(Data entries)
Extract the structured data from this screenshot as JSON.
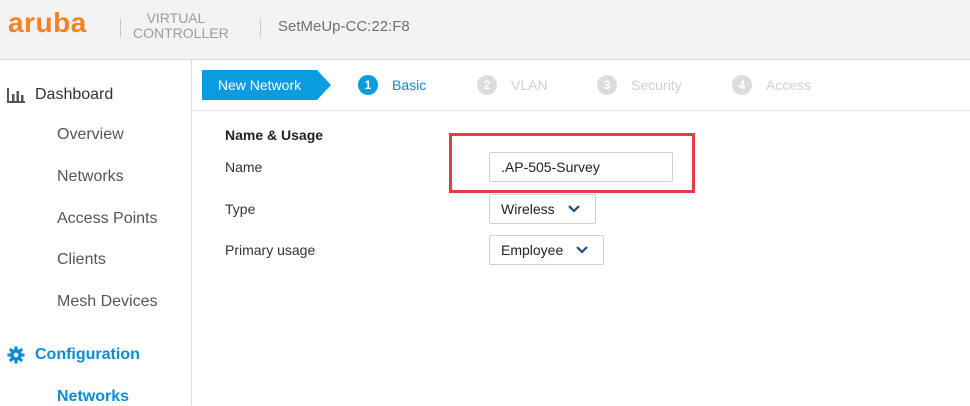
{
  "header": {
    "logo_text": "aruba",
    "product_line1": "VIRTUAL",
    "product_line2": "CONTROLLER",
    "controller_name": "SetMeUp-CC:22:F8"
  },
  "sidebar": {
    "dashboard_label": "Dashboard",
    "dashboard_items": [
      {
        "label": "Overview"
      },
      {
        "label": "Networks"
      },
      {
        "label": "Access Points"
      },
      {
        "label": "Clients"
      },
      {
        "label": "Mesh Devices"
      }
    ],
    "configuration_label": "Configuration",
    "configuration_items": [
      {
        "label": "Networks",
        "active": true
      }
    ]
  },
  "wizard": {
    "new_network_label": "New Network",
    "steps": [
      {
        "num": "1",
        "label": "Basic",
        "active": true
      },
      {
        "num": "2",
        "label": "VLAN",
        "active": false
      },
      {
        "num": "3",
        "label": "Security",
        "active": false
      },
      {
        "num": "4",
        "label": "Access",
        "active": false
      }
    ]
  },
  "form": {
    "section_title": "Name & Usage",
    "name_label": "Name",
    "name_value": ".AP-505-Survey",
    "type_label": "Type",
    "type_value": "Wireless",
    "usage_label": "Primary usage",
    "usage_value": "Employee"
  },
  "colors": {
    "brand": "#f58220",
    "accent": "#0a9be0",
    "highlight": "#e23d45"
  }
}
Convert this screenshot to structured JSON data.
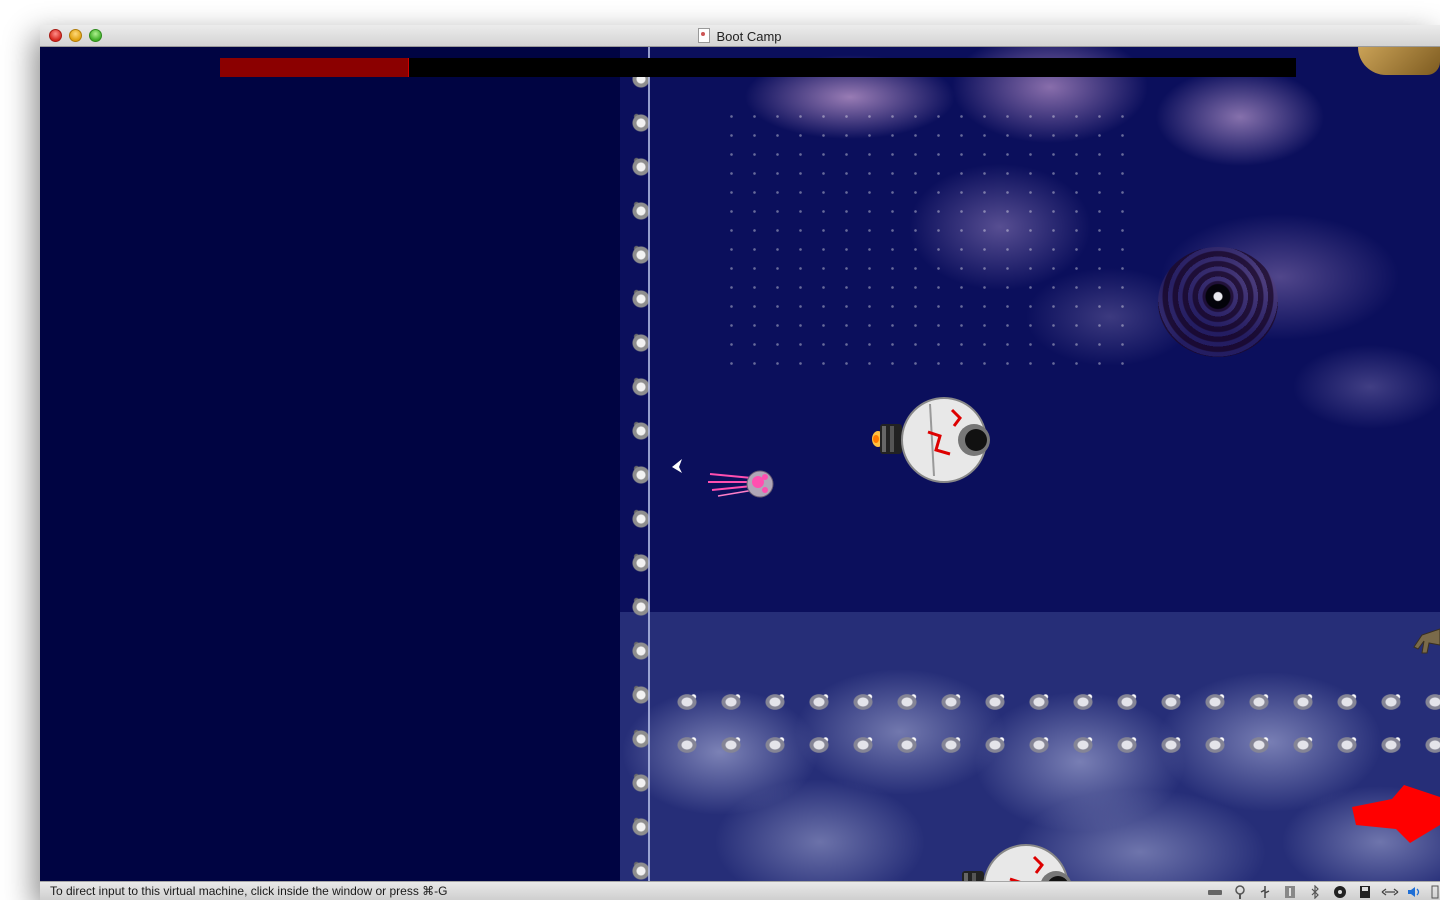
{
  "window": {
    "title": "Boot Camp"
  },
  "game": {
    "health_fraction": 0.175,
    "colors": {
      "background": "#000442",
      "health_fill": "#8b0000",
      "health_track": "#000000",
      "player": "#ff4fb0",
      "arrow": "#ff0000"
    }
  },
  "statusbar": {
    "message": "To direct input to this virtual machine, click inside the window or press ⌘-G",
    "tray_icons": [
      "hard-disk-icon",
      "network-icon",
      "usb-icon",
      "usb-device-icon",
      "bluetooth-icon",
      "optical-drive-icon",
      "floppy-icon",
      "shared-folders-icon",
      "volume-icon",
      "screen-icon"
    ]
  }
}
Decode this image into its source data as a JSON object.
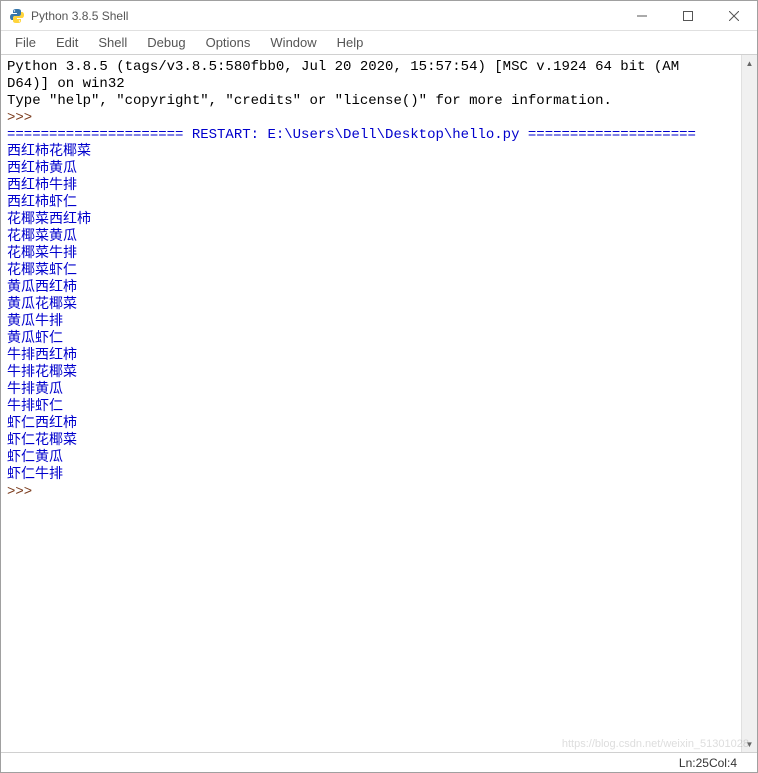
{
  "window": {
    "title": "Python 3.8.5 Shell"
  },
  "menu": {
    "file": "File",
    "edit": "Edit",
    "shell": "Shell",
    "debug": "Debug",
    "options": "Options",
    "window": "Window",
    "help": "Help"
  },
  "shell": {
    "banner_line1": "Python 3.8.5 (tags/v3.8.5:580fbb0, Jul 20 2020, 15:57:54) [MSC v.1924 64 bit (AM",
    "banner_line2": "D64)] on win32",
    "banner_line3": "Type \"help\", \"copyright\", \"credits\" or \"license()\" for more information.",
    "prompt1": ">>> ",
    "restart_line": "===================== RESTART: E:\\Users\\Dell\\Desktop\\hello.py ====================",
    "output": [
      "西红柿花椰菜",
      "西红柿黄瓜",
      "西红柿牛排",
      "西红柿虾仁",
      "花椰菜西红柿",
      "花椰菜黄瓜",
      "花椰菜牛排",
      "花椰菜虾仁",
      "黄瓜西红柿",
      "黄瓜花椰菜",
      "黄瓜牛排",
      "黄瓜虾仁",
      "牛排西红柿",
      "牛排花椰菜",
      "牛排黄瓜",
      "牛排虾仁",
      "虾仁西红柿",
      "虾仁花椰菜",
      "虾仁黄瓜",
      "虾仁牛排"
    ],
    "prompt2": ">>> "
  },
  "status": {
    "ln_label": "Ln: ",
    "ln_value": "25",
    "col_label": "  Col: ",
    "col_value": "4"
  },
  "watermark": "https://blog.csdn.net/weixin_51301028"
}
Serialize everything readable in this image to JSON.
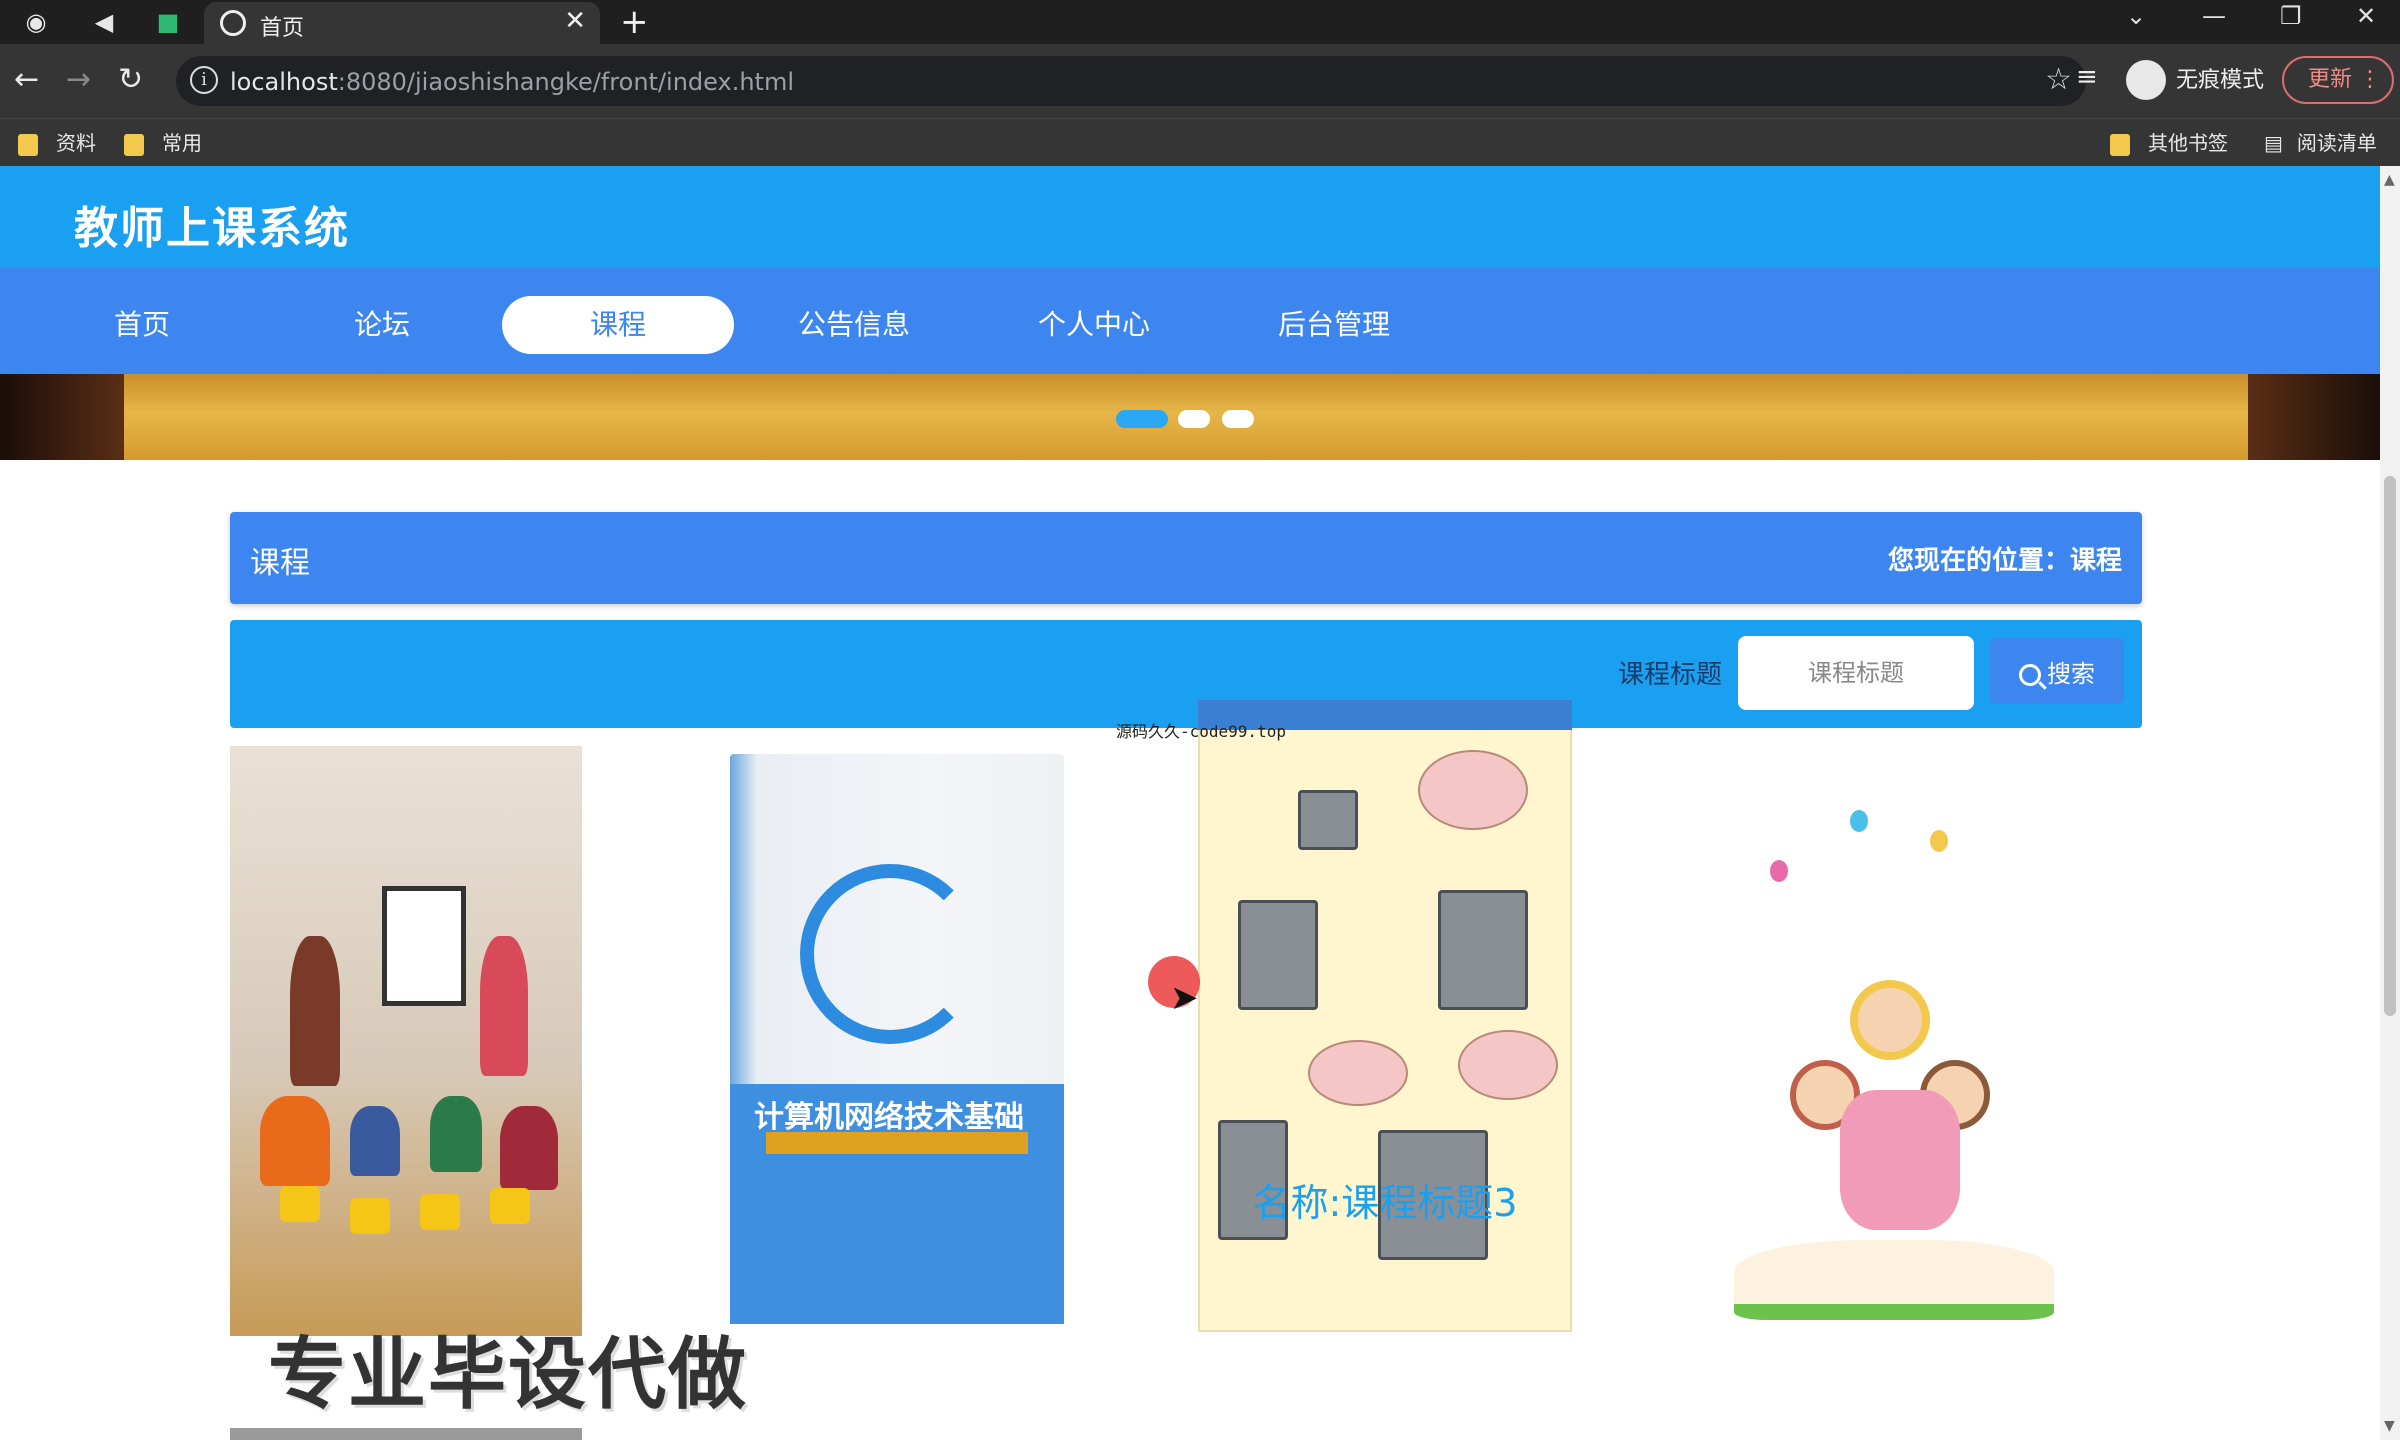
{
  "browser": {
    "tab_title": "首页",
    "url_host": "localhost",
    "url_path": ":8080/jiaoshishangke/front/index.html",
    "incognito_label": "无痕模式",
    "update_label": "更新",
    "bookmarks": [
      "资料",
      "常用"
    ],
    "other_bookmarks": "其他书签",
    "reading_list": "阅读清单"
  },
  "site": {
    "title": "教师上课系统",
    "nav": [
      "首页",
      "论坛",
      "课程",
      "公告信息",
      "个人中心",
      "后台管理"
    ],
    "active_nav_index": 2
  },
  "section": {
    "title": "课程",
    "breadcrumb": "您现在的位置：课程"
  },
  "search": {
    "label": "课程标题",
    "placeholder": "课程标题",
    "button_label": "搜索"
  },
  "cards": {
    "book_cover_title": "计算机网络技术基础",
    "caption": "名称:课程标题3"
  },
  "overlays": {
    "watermark_text": "源码久久-code99.top",
    "ad_text": "专业毕设代做"
  },
  "colors": {
    "header_blue": "#1aa0f0",
    "nav_blue": "#3d86f0"
  }
}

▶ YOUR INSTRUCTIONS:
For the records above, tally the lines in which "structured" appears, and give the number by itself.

▶ SOLUTION TO THIS PROBLEM:
2